* EXERCISE BRIEF
From the entries below, return every line that includes the word "displacement".

* SOURCE INFORMATION
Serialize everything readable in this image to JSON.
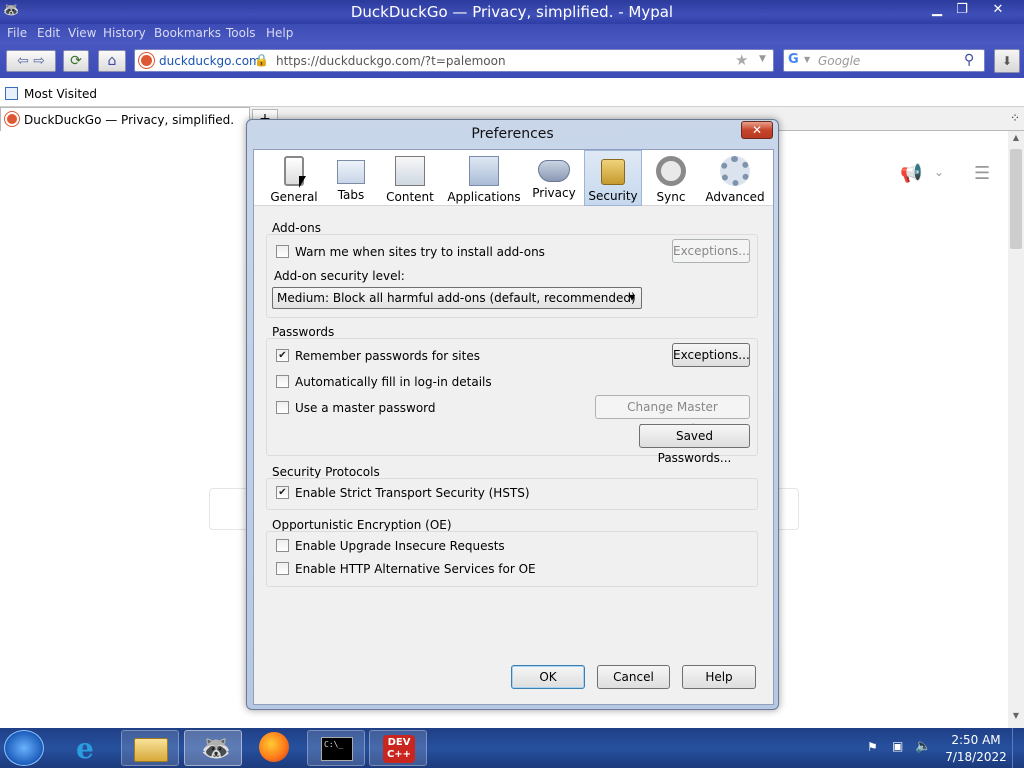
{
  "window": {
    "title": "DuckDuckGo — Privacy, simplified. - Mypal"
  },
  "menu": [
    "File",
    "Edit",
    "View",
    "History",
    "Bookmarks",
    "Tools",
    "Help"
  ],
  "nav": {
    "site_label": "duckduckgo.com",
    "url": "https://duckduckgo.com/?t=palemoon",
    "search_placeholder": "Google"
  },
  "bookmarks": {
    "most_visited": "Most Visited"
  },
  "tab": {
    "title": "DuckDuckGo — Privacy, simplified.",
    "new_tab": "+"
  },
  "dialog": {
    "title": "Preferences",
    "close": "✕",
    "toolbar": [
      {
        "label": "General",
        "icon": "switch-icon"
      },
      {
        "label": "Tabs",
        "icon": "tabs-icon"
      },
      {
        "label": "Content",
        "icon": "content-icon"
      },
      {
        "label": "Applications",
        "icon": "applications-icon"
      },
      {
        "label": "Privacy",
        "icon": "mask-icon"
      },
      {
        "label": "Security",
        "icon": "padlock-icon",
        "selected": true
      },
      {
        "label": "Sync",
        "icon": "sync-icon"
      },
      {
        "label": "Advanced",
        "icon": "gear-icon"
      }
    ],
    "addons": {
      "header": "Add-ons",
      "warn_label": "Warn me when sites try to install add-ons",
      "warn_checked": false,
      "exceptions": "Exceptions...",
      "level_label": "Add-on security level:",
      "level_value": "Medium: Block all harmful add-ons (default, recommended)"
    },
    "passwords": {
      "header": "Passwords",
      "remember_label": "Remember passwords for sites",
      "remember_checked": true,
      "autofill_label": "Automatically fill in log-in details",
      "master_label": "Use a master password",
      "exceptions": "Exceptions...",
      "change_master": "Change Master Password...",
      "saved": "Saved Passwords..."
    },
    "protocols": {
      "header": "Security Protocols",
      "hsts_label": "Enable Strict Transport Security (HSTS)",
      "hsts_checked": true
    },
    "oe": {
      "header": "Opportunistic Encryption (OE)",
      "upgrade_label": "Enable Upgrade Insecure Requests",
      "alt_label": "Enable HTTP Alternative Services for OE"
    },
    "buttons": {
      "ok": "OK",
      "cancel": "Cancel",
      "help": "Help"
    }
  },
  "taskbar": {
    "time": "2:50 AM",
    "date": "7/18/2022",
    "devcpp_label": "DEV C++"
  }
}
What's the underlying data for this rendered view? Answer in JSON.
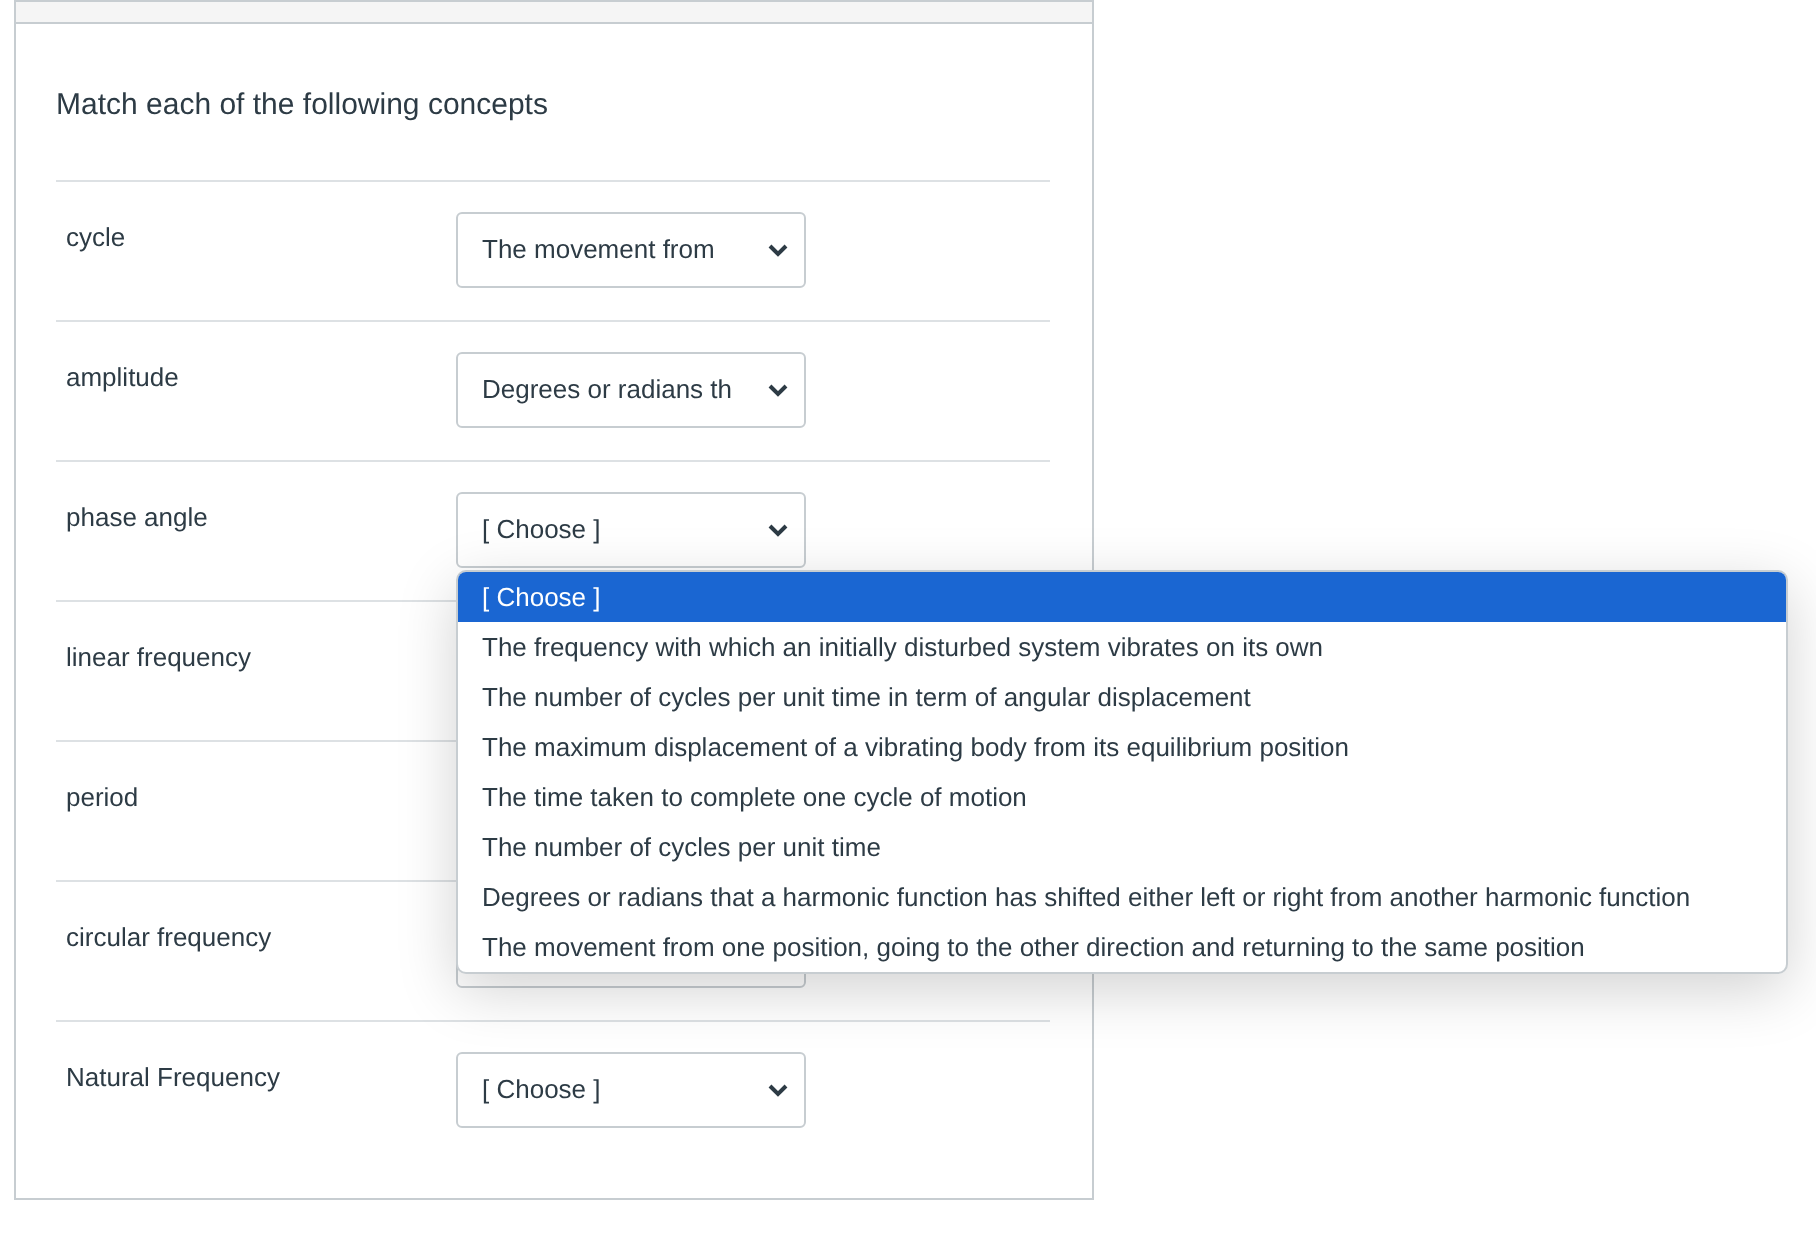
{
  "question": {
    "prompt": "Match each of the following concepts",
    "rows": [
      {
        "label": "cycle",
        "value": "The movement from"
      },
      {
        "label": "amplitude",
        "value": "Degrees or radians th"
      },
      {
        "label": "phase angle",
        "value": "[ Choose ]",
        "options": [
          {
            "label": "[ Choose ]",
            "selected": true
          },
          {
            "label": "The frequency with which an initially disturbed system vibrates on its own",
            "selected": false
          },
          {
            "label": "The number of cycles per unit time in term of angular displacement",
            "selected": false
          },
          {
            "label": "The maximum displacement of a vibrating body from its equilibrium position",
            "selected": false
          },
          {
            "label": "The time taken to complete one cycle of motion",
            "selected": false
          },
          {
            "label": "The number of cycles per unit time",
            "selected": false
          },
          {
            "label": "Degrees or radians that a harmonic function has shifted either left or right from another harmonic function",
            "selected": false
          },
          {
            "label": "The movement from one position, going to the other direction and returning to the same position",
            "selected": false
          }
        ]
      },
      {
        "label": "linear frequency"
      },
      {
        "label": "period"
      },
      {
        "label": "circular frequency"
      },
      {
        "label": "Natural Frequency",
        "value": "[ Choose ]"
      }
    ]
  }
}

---

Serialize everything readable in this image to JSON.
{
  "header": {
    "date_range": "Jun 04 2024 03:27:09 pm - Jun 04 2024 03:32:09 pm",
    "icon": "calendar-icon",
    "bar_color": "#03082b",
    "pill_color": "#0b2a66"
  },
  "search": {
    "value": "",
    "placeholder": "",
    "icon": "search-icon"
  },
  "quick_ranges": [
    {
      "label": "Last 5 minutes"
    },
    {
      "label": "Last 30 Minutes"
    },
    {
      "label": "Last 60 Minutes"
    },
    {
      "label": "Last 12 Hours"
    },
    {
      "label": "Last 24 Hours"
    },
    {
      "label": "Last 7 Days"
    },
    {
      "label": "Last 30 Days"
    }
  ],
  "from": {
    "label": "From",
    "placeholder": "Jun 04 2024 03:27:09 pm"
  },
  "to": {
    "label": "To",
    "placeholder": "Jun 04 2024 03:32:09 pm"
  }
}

* RESULT
            "label": "The number of cycles per unit time in term of angular displacement",
            "label": "The maximum displacement of a vibrating body from its equilibrium position",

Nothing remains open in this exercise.